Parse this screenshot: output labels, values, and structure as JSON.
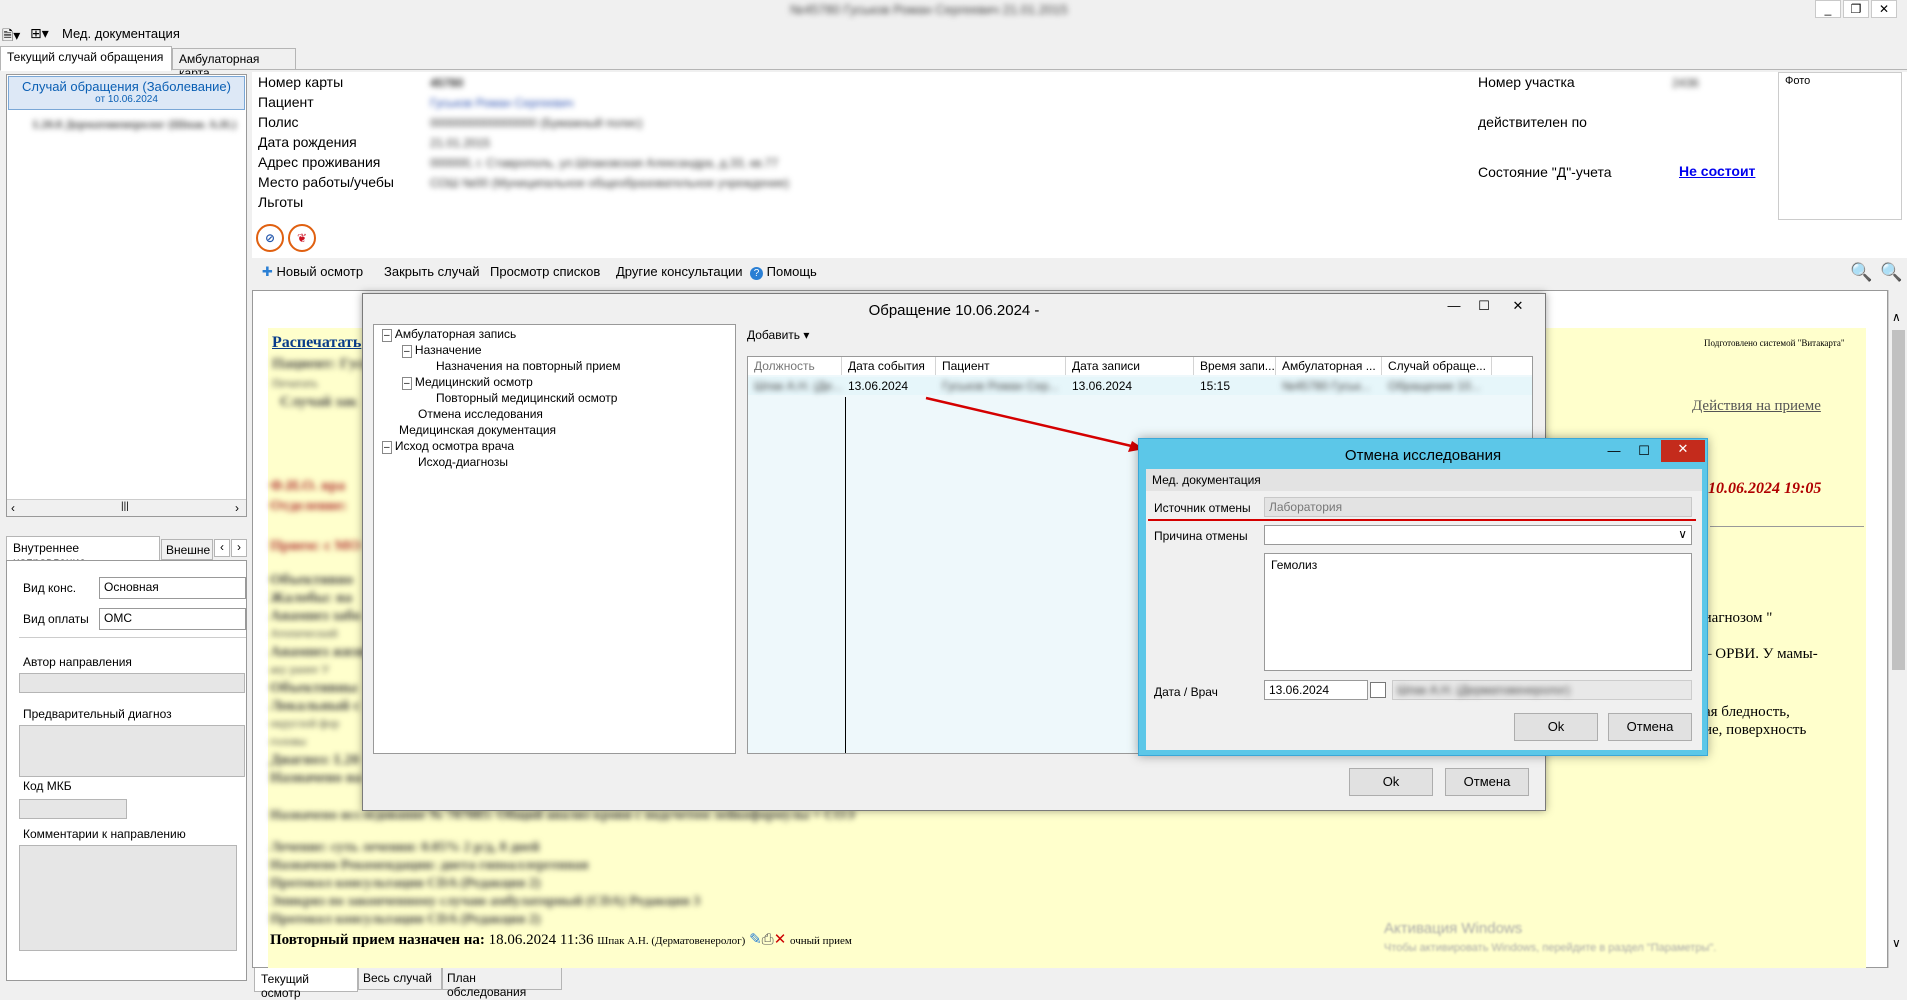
{
  "window": {
    "title": "№45780 Гуськов Роман Сергеевич 21.01.2015",
    "controls": [
      "_",
      "❐",
      "✕"
    ]
  },
  "menubar": {
    "doc_label": "Мед. документация"
  },
  "top_tabs": [
    "Текущий случай обращения",
    "Амбулаторная карта"
  ],
  "left_tree": {
    "case_title": "Случай обращения (Заболевание)",
    "case_date": "от 10.06.2024",
    "item": "L20.8 Дерматовенеролог (Шпак А.Н.)"
  },
  "left_tabs": [
    "Внутреннее направление",
    "Внешне"
  ],
  "referral": {
    "kind_label": "Вид конс.",
    "kind_value": "Основная",
    "payment_label": "Вид оплаты",
    "payment_value": "ОМС",
    "author_label": "Автор направления",
    "prelim_label": "Предварительный диагноз",
    "mkb_label": "Код МКБ",
    "comment_label": "Комментарии к направлению"
  },
  "patient": {
    "labels": [
      "Номер карты",
      "Пациент",
      "Полис",
      "Дата рождения",
      "Адрес проживания",
      "Место работы/учебы",
      "Льготы"
    ],
    "values": [
      "45780",
      "Гуськов Роман Сергеевич",
      "0000000000000000 (Бумажный полис)",
      "21.01.2015",
      "000000, г. Ставрополь, ул.Шпаковская Александра, д.33, кв.77",
      "СОШ №00 (Муниципальное общеобразовательное учреждение)",
      ""
    ],
    "district_label": "Номер участка",
    "district_value": "2436",
    "valid_label": "действителен по",
    "d_label": "Состояние \"Д\"-учета",
    "d_value": "Не состоит",
    "photo_label": "Фото"
  },
  "toolbar": [
    "Новый осмотр",
    "Закрыть случай",
    "Просмотр списков",
    "Другие консультации",
    "Помощь"
  ],
  "doc": {
    "print_link": "Распечатать",
    "prepared": "Подготовлено системой \"Витакарта\"",
    "actions_link": "Действия на приеме",
    "patient_line": "Пациент: Гуськов",
    "print_chk": "Печатать",
    "case_line": "Случай зак",
    "fio_line": "Ф.И.О. вра",
    "dept_line": "Отделение:",
    "date_right": "10.06.2024 19:05",
    "reception": "Прием: с МО",
    "right_text_1": "диагнозом \"",
    "right_text_2": "– ОРВИ. У мамы-",
    "right_text_3": "ая бледность,",
    "right_text_4": "ие, поверхность",
    "left_lines": [
      "Объективно",
      "Жалобы: на",
      "Анамнез забо",
      "Атопический",
      "Анамнез жизн",
      "аку ранее У",
      "Объективны",
      "Локальный с",
      "округлой фор",
      "головы",
      "Диагноз: L20",
      "Назначено на"
    ],
    "assignment": "Назначено исследование № 707085: Общий анализ крови с подсчетом лейкоформулы + СОЭ",
    "treatment": "Лечение: суть лечения: 0.05% 2 р/д, 8 дней",
    "recommend": "Назначено Рекомендации: диета гипоаллергенная",
    "protocol1": "Протокол консультации CDA (Редакция 2)",
    "epicrisis": "Эпикриз по законченному случаю амбулаторный (CDA) Редакция 3",
    "protocol2": "Протокол консультации CDA (Редакция 2)",
    "repeat_prefix": "Повторный прием назначен на:",
    "repeat_value": "18.06.2024 11:36",
    "repeat_doctor": "Шпак А.Н. (Дерматовенеролог)",
    "repeat_type": "очный прием",
    "watermark1": "Активация Windows",
    "watermark2": "Чтобы активировать Windows, перейдите в раздел \"Параметры\"."
  },
  "bottom_tabs": [
    "Текущий осмотр",
    "Весь случай",
    "План обследования"
  ],
  "dialog_main": {
    "title": "Обращение 10.06.2024 -",
    "tree": [
      "Амбулаторная запись",
      "Назначение",
      "Назначения на повторный прием",
      "Медицинский осмотр",
      "Повторный медицинский осмотр",
      "Отмена исследования",
      "Медицинская документация",
      "Исход осмотра врача",
      "Исход-диагнозы"
    ],
    "add_label": "Добавить",
    "columns": [
      "Должность",
      "Дата события",
      "Пациент",
      "Дата записи",
      "Время запи...",
      "Амбулаторная ...",
      "Случай обраще..."
    ],
    "row": [
      "Шпак А.Н. (Де...",
      "13.06.2024",
      "Гуськов Роман Сер...",
      "13.06.2024",
      "15:15",
      "№45780 Гуськ...",
      "Обращение 10..."
    ],
    "ok": "Ok",
    "cancel": "Отмена"
  },
  "dialog_cancel": {
    "title": "Отмена исследования",
    "section": "Мед. документация",
    "source_label": "Источник отмены",
    "source_value": "Лаборатория",
    "reason_label": "Причина отмены",
    "reason_value": "",
    "text_value": "Гемолиз",
    "date_label": "Дата / Врач",
    "date_value": "13.06.2024",
    "doctor_value": "Шпак А.Н. (Дерматовенеролог)",
    "ok": "Ok",
    "cancel": "Отмена"
  },
  "colors": {
    "accent": "#0a5fb4",
    "dialog_border": "#5cc7e8",
    "annotation": "#d40000",
    "doc_bg": "#ffffcc",
    "link": "#0000ee"
  }
}
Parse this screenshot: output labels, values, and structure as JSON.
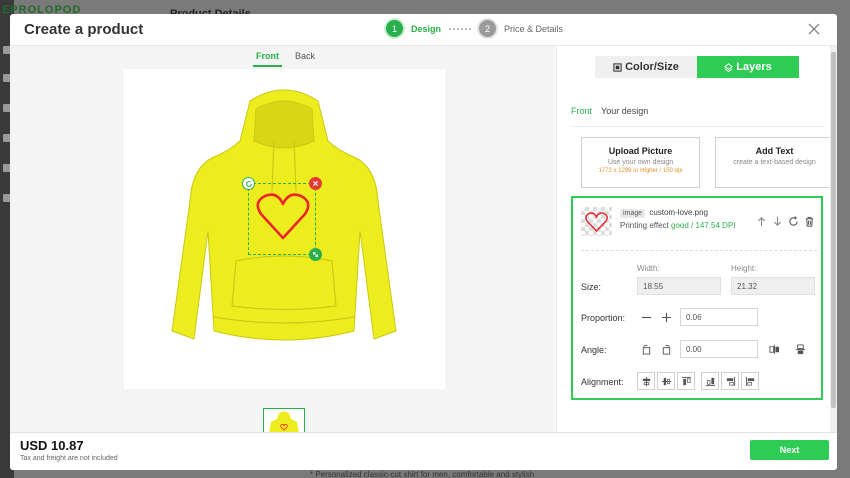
{
  "background": {
    "logo": "EPROLOPOD",
    "page_title": "Product Details",
    "footnote": "* Personalized classic-cut shirt for men, comfortable and stylish"
  },
  "modal": {
    "title": "Create a product",
    "steps": [
      {
        "number": "1",
        "label": "Design",
        "state": "active"
      },
      {
        "number": "2",
        "label": "Price & Details",
        "state": "inactive"
      }
    ]
  },
  "view_tabs": {
    "front": "Front",
    "back": "Back",
    "selected": "Front"
  },
  "product": {
    "color": "#eded1d",
    "design_icon": "heart-icon",
    "design_color": "#e8262c"
  },
  "panel": {
    "mode_tabs": {
      "color_size": "Color/Size",
      "layers": "Layers",
      "selected": "Layers"
    },
    "sub_tabs": {
      "front": "Front",
      "your_design": "Your design"
    },
    "upload": {
      "title": "Upload Picture",
      "subtitle": "Use your own design",
      "hint": "1772 x 1299 or Higher / 150 dpi"
    },
    "add_text": {
      "title": "Add Text",
      "subtitle": "create a text-based design"
    },
    "layer": {
      "type": "image",
      "name": "custom-love.png",
      "effect_prefix": "Printing effect",
      "effect_value": "good / 147.54 DPI"
    },
    "size": {
      "label": "Size:",
      "width_caption": "Width:",
      "height_caption": "Height:",
      "width": "18.55",
      "height": "21.32"
    },
    "proportion": {
      "label": "Proportion:",
      "value": "0.06"
    },
    "angle": {
      "label": "Angle:",
      "value": "0.00"
    },
    "alignment": {
      "label": "Alignment:"
    }
  },
  "footer": {
    "price": "USD 10.87",
    "note": "Tax and freight are not included",
    "next_label": "Next"
  },
  "colors": {
    "accent": "#2ecc55",
    "danger": "#e53935"
  }
}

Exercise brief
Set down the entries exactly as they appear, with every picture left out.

Response area
Parse this screenshot: output labels, values, and structure as JSON.
{
  "window": {
    "title": "№45780 Гуськов Роман Сергеевич 21.01.2015",
    "controls": [
      "_",
      "❐",
      "✕"
    ]
  },
  "menubar": {
    "doc_label": "Мед. документация"
  },
  "top_tabs": [
    "Текущий случай обращения",
    "Амбулаторная карта"
  ],
  "left_tree": {
    "case_title": "Случай обращения (Заболевание)",
    "case_date": "от 10.06.2024",
    "item": "L20.8 Дерматовенеролог (Шпак А.Н.)"
  },
  "left_tabs": [
    "Внутреннее направление",
    "Внешне"
  ],
  "referral": {
    "kind_label": "Вид конс.",
    "kind_value": "Основная",
    "payment_label": "Вид оплаты",
    "payment_value": "ОМС",
    "author_label": "Автор направления",
    "prelim_label": "Предварительный диагноз",
    "mkb_label": "Код МКБ",
    "comment_label": "Комментарии к направлению"
  },
  "patient": {
    "labels": [
      "Номер карты",
      "Пациент",
      "Полис",
      "Дата рождения",
      "Адрес проживания",
      "Место работы/учебы",
      "Льготы"
    ],
    "values": [
      "45780",
      "Гуськов Роман Сергеевич",
      "0000000000000000 (Бумажный полис)",
      "21.01.2015",
      "000000, г. Ставрополь, ул.Шпаковская Александра, д.33, кв.77",
      "СОШ №00 (Муниципальное общеобразовательное учреждение)",
      ""
    ],
    "district_label": "Номер участка",
    "district_value": "2436",
    "valid_label": "действителен по",
    "d_label": "Состояние \"Д\"-учета",
    "d_value": "Не состоит",
    "photo_label": "Фото"
  },
  "toolbar": [
    "Новый осмотр",
    "Закрыть случай",
    "Просмотр списков",
    "Другие консультации",
    "Помощь"
  ],
  "doc": {
    "print_link": "Распечатать",
    "prepared": "Подготовлено системой \"Витакарта\"",
    "actions_link": "Действия на приеме",
    "patient_line": "Пациент: Гуськов",
    "print_chk": "Печатать",
    "case_line": "Случай зак",
    "fio_line": "Ф.И.О. вра",
    "dept_line": "Отделение:",
    "date_right": "10.06.2024 19:05",
    "reception": "Прием: с МО",
    "right_text_1": "диагнозом \"",
    "right_text_2": "– ОРВИ. У мамы-",
    "right_text_3": "ая бледность,",
    "right_text_4": "ие, поверхность",
    "left_lines": [
      "Объективно",
      "Жалобы: на",
      "Анамнез забо",
      "Атопический",
      "Анамнез жизн",
      "аку ранее У",
      "Объективны",
      "Локальный с",
      "округлой фор",
      "головы",
      "Диагноз: L20",
      "Назначено на"
    ],
    "assignment": "Назначено исследование № 707085: Общий анализ крови с подсчетом лейкоформулы + СОЭ",
    "treatment": "Лечение: суть лечения: 0.05% 2 р/д, 8 дней",
    "recommend": "Назначено Рекомендации: диета гипоаллергенная",
    "protocol1": "Протокол консультации CDA (Редакция 2)",
    "epicrisis": "Эпикриз по законченному случаю амбулаторный (CDA) Редакция 3",
    "protocol2": "Протокол консультации CDA (Редакция 2)",
    "repeat_prefix": "Повторный прием назначен на:",
    "repeat_value": "18.06.2024 11:36",
    "repeat_doctor": "Шпак А.Н. (Дерматовенеролог)",
    "repeat_type": "очный прием",
    "watermark1": "Активация Windows",
    "watermark2": "Чтобы активировать Windows, перейдите в раздел \"Параметры\"."
  },
  "bottom_tabs": [
    "Текущий осмотр",
    "Весь случай",
    "План обследования"
  ],
  "dialog_main": {
    "title": "Обращение 10.06.2024 -",
    "tree": [
      "Амбулаторная запись",
      "Назначение",
      "Назначения на повторный прием",
      "Медицинский осмотр",
      "Повторный медицинский осмотр",
      "Отмена исследования",
      "Медицинская документация",
      "Исход осмотра врача",
      "Исход-диагнозы"
    ],
    "add_label": "Добавить",
    "columns": [
      "Должность",
      "Дата события",
      "Пациент",
      "Дата записи",
      "Время запи...",
      "Амбулаторная ...",
      "Случай обраще..."
    ],
    "row": [
      "Шпак А.Н. (Де...",
      "13.06.2024",
      "Гуськов Роман Сер...",
      "13.06.2024",
      "15:15",
      "№45780 Гуськ...",
      "Обращение 10..."
    ],
    "ok": "Ok",
    "cancel": "Отмена"
  },
  "dialog_cancel": {
    "title": "Отмена исследования",
    "section": "Мед. документация",
    "source_label": "Источник отмены",
    "source_value": "Лаборатория",
    "reason_label": "Причина отмены",
    "reason_value": "",
    "text_value": "Гемолиз",
    "date_label": "Дата / Врач",
    "date_value": "13.06.2024",
    "doctor_value": "Шпак А.Н. (Дерматовенеролог)",
    "ok": "Ok",
    "cancel": "Отмена"
  },
  "colors": {
    "accent": "#0a5fb4",
    "dialog_border": "#5cc7e8",
    "annotation": "#d40000",
    "doc_bg": "#ffffcc",
    "link": "#0000ee"
  }
}
Parse this screenshot: output labels, values, and structure as JSON.
{
  "background": {
    "logo": "EPROLOPOD",
    "page_title": "Product Details",
    "footnote": "* Personalized classic-cut shirt for men, comfortable and stylish"
  },
  "modal": {
    "title": "Create a product",
    "steps": [
      {
        "number": "1",
        "label": "Design",
        "state": "active"
      },
      {
        "number": "2",
        "label": "Price & Details",
        "state": "inactive"
      }
    ]
  },
  "view_tabs": {
    "front": "Front",
    "back": "Back",
    "selected": "Front"
  },
  "product": {
    "color": "#eded1d",
    "design_icon": "heart-icon",
    "design_color": "#e8262c"
  },
  "panel": {
    "mode_tabs": {
      "color_size": "Color/Size",
      "layers": "Layers",
      "selected": "Layers"
    },
    "sub_tabs": {
      "front": "Front",
      "your_design": "Your design"
    },
    "upload": {
      "title": "Upload Picture",
      "subtitle": "Use your own design",
      "hint": "1772 x 1299 or Higher / 150 dpi"
    },
    "add_text": {
      "title": "Add Text",
      "subtitle": "create a text-based design"
    },
    "layer": {
      "type": "image",
      "name": "custom-love.png",
      "effect_prefix": "Printing effect",
      "effect_value": "good / 147.54 DPI"
    },
    "size": {
      "label": "Size:",
      "width_caption": "Width:",
      "height_caption": "Height:",
      "width": "18.55",
      "height": "21.32"
    },
    "proportion": {
      "label": "Proportion:",
      "value": "0.06"
    },
    "angle": {
      "label": "Angle:",
      "value": "0.00"
    },
    "alignment": {
      "label": "Alignment:"
    }
  },
  "footer": {
    "price": "USD 10.87",
    "note": "Tax and freight are not included",
    "next_label": "Next"
  },
  "colors": {
    "accent": "#2ecc55",
    "danger": "#e53935"
  }
}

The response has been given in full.